  • Companies openly communicate their 3–5-year AI technology strategies and collaborate with educators on required skill sets for future workers
  • Fund on-site AI training programs and apprenticeships for students

Coordinated action is needed immediately across these stakeholders to align AI workforce development initiatives with the pace of technological advancement. Failing this, we risk significant talent pipeline breakdowns, lost productivity, and social displacement from AI over the next decade.

5. KEY STAKEHOLDER STRATEGIES

What strategies would you recommend that K12, higher education institutions, and employers take to best prepare for an AI-infused future, systemically? AB

Here are the top strategies I would recommend for K12, higher education, and employers to systematically prepare for an AI-infused future:

K12 Education:

  • Create project-based learning opportunities for students to directly engage with AI tools for applications like data analysis, content creation, personalization etc.
  • Build critical thinking skills around ethics, unintended bias, privacy when using AI systems through group discussions and debates
  • Provide exposure to AI concepts across disciplines – integrate into science, math, humanities curriculums beyond just tech/computing

Higher Education:

  • Require cross-disciplinary intro AI literacy courses for all college majors covering history, capabilities, limitations, implications
  • Develop robust AI ethics curriculum and policy programs as gen AI advances create new societal challenges
  • Create AI residencies/incubators allowing students to work on applied AI projects with industry and community partners

Employers:

  • Provide apprenticeships in AI disciplines to create talent pipelines and demystify concepts through real-world usage
  • Reskill portions of current employees in AI competencies aligned to company roadmaps through credential programs
  • Collaborate with education institutions on shaping curriculum and providing data/use cases to prepare students for the latest AI innovations

Taking a holistic, multi-disciplinary and collaborative approach across these stakeholder groups will allow for synchronized preparation as AI permeates the economy. Joint industry-academic efforts to improve access, literacy, ethics and hands-on engagement with AI will benefit both future and current workforces in the years ahead.

About the author

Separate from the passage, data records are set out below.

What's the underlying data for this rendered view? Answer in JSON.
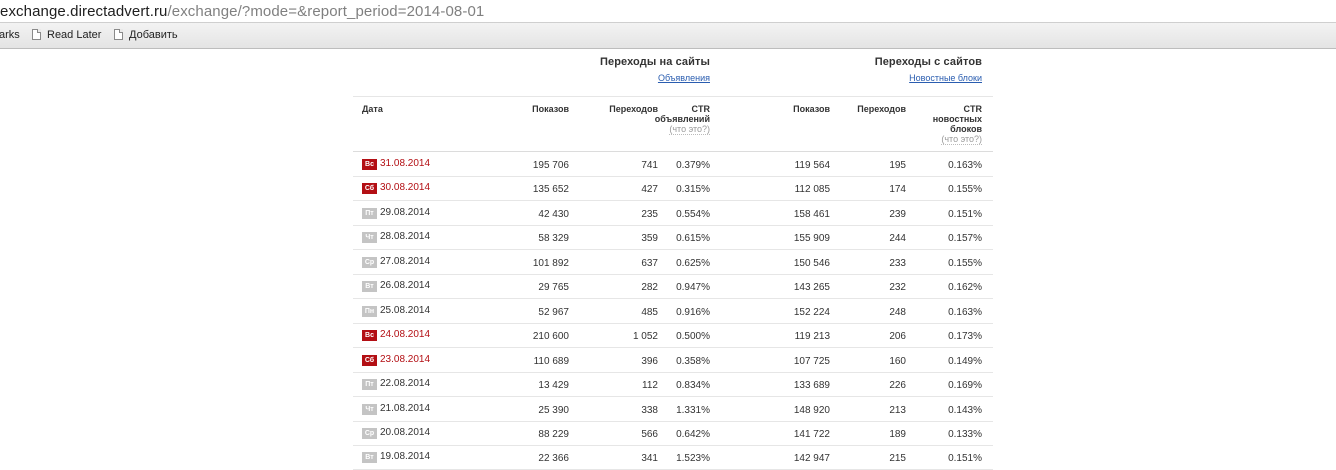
{
  "browser": {
    "address_main": "exchange.directadvert.ru",
    "address_rest": "/exchange/?mode=&report_period=2014-08-01",
    "bookmarks": [
      "arks",
      "Read Later",
      "Добавить"
    ]
  },
  "groups": [
    {
      "title": "Переходы на сайты",
      "link": "Объявления"
    },
    {
      "title": "Переходы с сайтов",
      "link": "Новостные блоки"
    }
  ],
  "columns": {
    "date": "Дата",
    "shows1": "Показов",
    "clicks1": "Переходов",
    "ctr1": [
      "CTR",
      "объявлений"
    ],
    "shows2": "Показов",
    "clicks2": "Переходов",
    "ctr2": [
      "CTR",
      "новостных",
      "блоков"
    ],
    "what": "(что это?)"
  },
  "colors": {
    "weekend": "#b30f14",
    "weekday_badge": "#c4c4c4",
    "link": "#2a5db0"
  },
  "rows": [
    {
      "dow": "Вс",
      "weekend": true,
      "date": "31.08.2014",
      "s1": "195 706",
      "c1": "741",
      "ctr1": "0.379%",
      "s2": "119 564",
      "c2": "195",
      "ctr2": "0.163%"
    },
    {
      "dow": "Сб",
      "weekend": true,
      "date": "30.08.2014",
      "s1": "135 652",
      "c1": "427",
      "ctr1": "0.315%",
      "s2": "112 085",
      "c2": "174",
      "ctr2": "0.155%"
    },
    {
      "dow": "Пт",
      "weekend": false,
      "date": "29.08.2014",
      "s1": "42 430",
      "c1": "235",
      "ctr1": "0.554%",
      "s2": "158 461",
      "c2": "239",
      "ctr2": "0.151%"
    },
    {
      "dow": "Чт",
      "weekend": false,
      "date": "28.08.2014",
      "s1": "58 329",
      "c1": "359",
      "ctr1": "0.615%",
      "s2": "155 909",
      "c2": "244",
      "ctr2": "0.157%"
    },
    {
      "dow": "Ср",
      "weekend": false,
      "date": "27.08.2014",
      "s1": "101 892",
      "c1": "637",
      "ctr1": "0.625%",
      "s2": "150 546",
      "c2": "233",
      "ctr2": "0.155%"
    },
    {
      "dow": "Вт",
      "weekend": false,
      "date": "26.08.2014",
      "s1": "29 765",
      "c1": "282",
      "ctr1": "0.947%",
      "s2": "143 265",
      "c2": "232",
      "ctr2": "0.162%"
    },
    {
      "dow": "Пн",
      "weekend": false,
      "date": "25.08.2014",
      "s1": "52 967",
      "c1": "485",
      "ctr1": "0.916%",
      "s2": "152 224",
      "c2": "248",
      "ctr2": "0.163%"
    },
    {
      "dow": "Вс",
      "weekend": true,
      "date": "24.08.2014",
      "s1": "210 600",
      "c1": "1 052",
      "ctr1": "0.500%",
      "s2": "119 213",
      "c2": "206",
      "ctr2": "0.173%"
    },
    {
      "dow": "Сб",
      "weekend": true,
      "date": "23.08.2014",
      "s1": "110 689",
      "c1": "396",
      "ctr1": "0.358%",
      "s2": "107 725",
      "c2": "160",
      "ctr2": "0.149%"
    },
    {
      "dow": "Пт",
      "weekend": false,
      "date": "22.08.2014",
      "s1": "13 429",
      "c1": "112",
      "ctr1": "0.834%",
      "s2": "133 689",
      "c2": "226",
      "ctr2": "0.169%"
    },
    {
      "dow": "Чт",
      "weekend": false,
      "date": "21.08.2014",
      "s1": "25 390",
      "c1": "338",
      "ctr1": "1.331%",
      "s2": "148 920",
      "c2": "213",
      "ctr2": "0.143%"
    },
    {
      "dow": "Ср",
      "weekend": false,
      "date": "20.08.2014",
      "s1": "88 229",
      "c1": "566",
      "ctr1": "0.642%",
      "s2": "141 722",
      "c2": "189",
      "ctr2": "0.133%"
    },
    {
      "dow": "Вт",
      "weekend": false,
      "date": "19.08.2014",
      "s1": "22 366",
      "c1": "341",
      "ctr1": "1.523%",
      "s2": "142 947",
      "c2": "215",
      "ctr2": "0.151%"
    }
  ]
}
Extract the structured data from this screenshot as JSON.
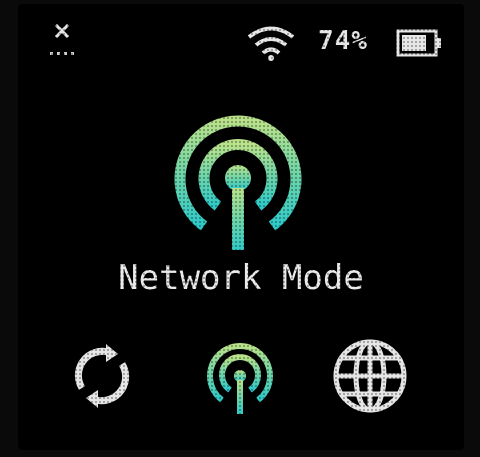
{
  "screen": {
    "title": "Network Mode"
  },
  "status_bar": {
    "signal_icon": "no-signal-icon",
    "wifi_icon": "wifi-icon",
    "battery_percent": "74%",
    "battery_icon": "battery-icon",
    "battery_level": 0.74
  },
  "hero_icon": "broadcast-antenna-icon",
  "menu": {
    "items": [
      {
        "icon": "refresh-icon",
        "selected": false
      },
      {
        "icon": "broadcast-antenna-icon",
        "selected": true
      },
      {
        "icon": "globe-icon",
        "selected": false
      }
    ]
  },
  "colors": {
    "text": "#eaeaea",
    "accent_top": "#b9e28a",
    "accent_mid": "#6fd6a8",
    "accent_bottom": "#2fc9c8",
    "background": "#000000"
  }
}
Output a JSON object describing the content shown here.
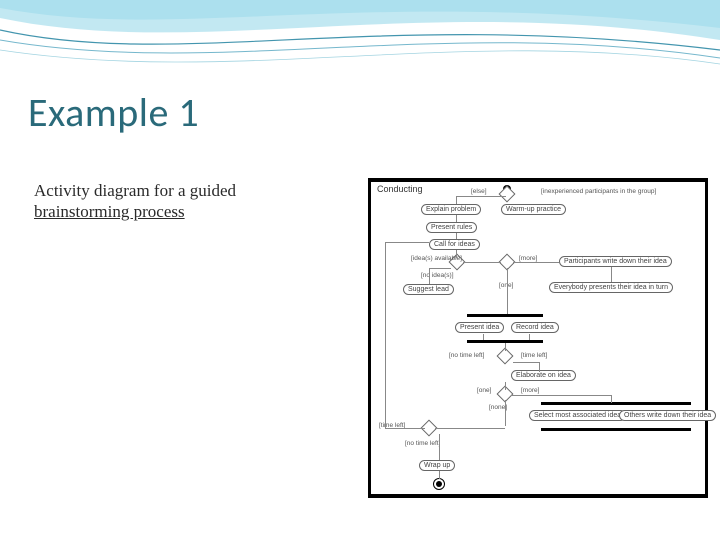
{
  "title": "Example 1",
  "caption": {
    "line1": "Activity diagram for a guided ",
    "link": "brainstorming process"
  },
  "diagram": {
    "frame_label": "Conducting",
    "start": true,
    "end": true,
    "guards": {
      "else": "[else]",
      "inexperienced": "[inexperienced participants in the group]",
      "ideas_avail": "[idea(s) available]",
      "more1": "[more]",
      "no_ideas": "[no idea(s)]",
      "one1": "[one]",
      "no_time1": "[no time left]",
      "time_left1": "[time left]",
      "one2": "[one]",
      "more2": "[more]",
      "none": "[none]",
      "time_left2": "[time left]",
      "no_time2": "[no time left]"
    },
    "nodes": {
      "explain": "Explain problem",
      "warmup": "Warm-up practice",
      "present_rules": "Present rules",
      "call_ideas": "Call for ideas",
      "suggest_lead": "Suggest lead",
      "participants_write": "Participants write down their idea",
      "everybody_presents": "Everybody presents their idea in turn",
      "present_idea": "Present idea",
      "record_idea": "Record idea",
      "elaborate": "Elaborate on idea",
      "select_most": "Select most associated idea",
      "others_write": "Others write down their idea",
      "wrapup": "Wrap up"
    }
  }
}
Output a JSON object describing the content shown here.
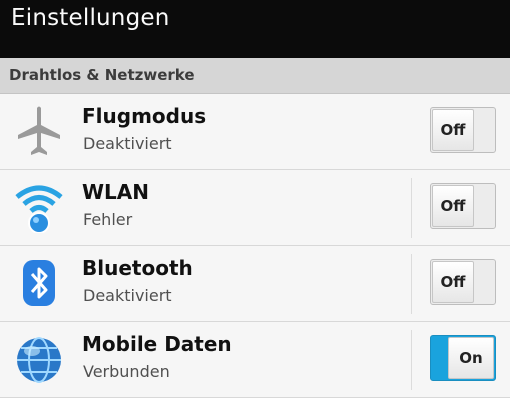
{
  "header": {
    "title": "Einstellungen"
  },
  "section": {
    "label": "Drahtlos & Netzwerke"
  },
  "rows": [
    {
      "icon": "airplane-icon",
      "title": "Flugmodus",
      "status": "Deaktiviert",
      "toggle": "Off"
    },
    {
      "icon": "wifi-icon",
      "title": "WLAN",
      "status": "Fehler",
      "toggle": "Off"
    },
    {
      "icon": "bluetooth-icon",
      "title": "Bluetooth",
      "status": "Deaktiviert",
      "toggle": "Off"
    },
    {
      "icon": "globe-icon",
      "title": "Mobile Daten",
      "status": "Verbunden",
      "toggle": "On"
    }
  ],
  "colors": {
    "toggle_on": "#1aa3dd",
    "title_bar": "#0b0b0b"
  }
}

Angelo Biasi is an exited/serial entrepreneur-turned Ed/Workforce Tech business performance coach, and the Founder/CEO of Solvably and Solvably’s AI Centers of Excellence for K12, Higher Education, and Corporate. He is passionate about solving for systemic AI Literacy, at scale, via Solvably’s evidence-based, active learning and authentic assessment platform. Learn more at www.angelobiasi.com or reach him at www.linkedin.com/in/angelobiasi.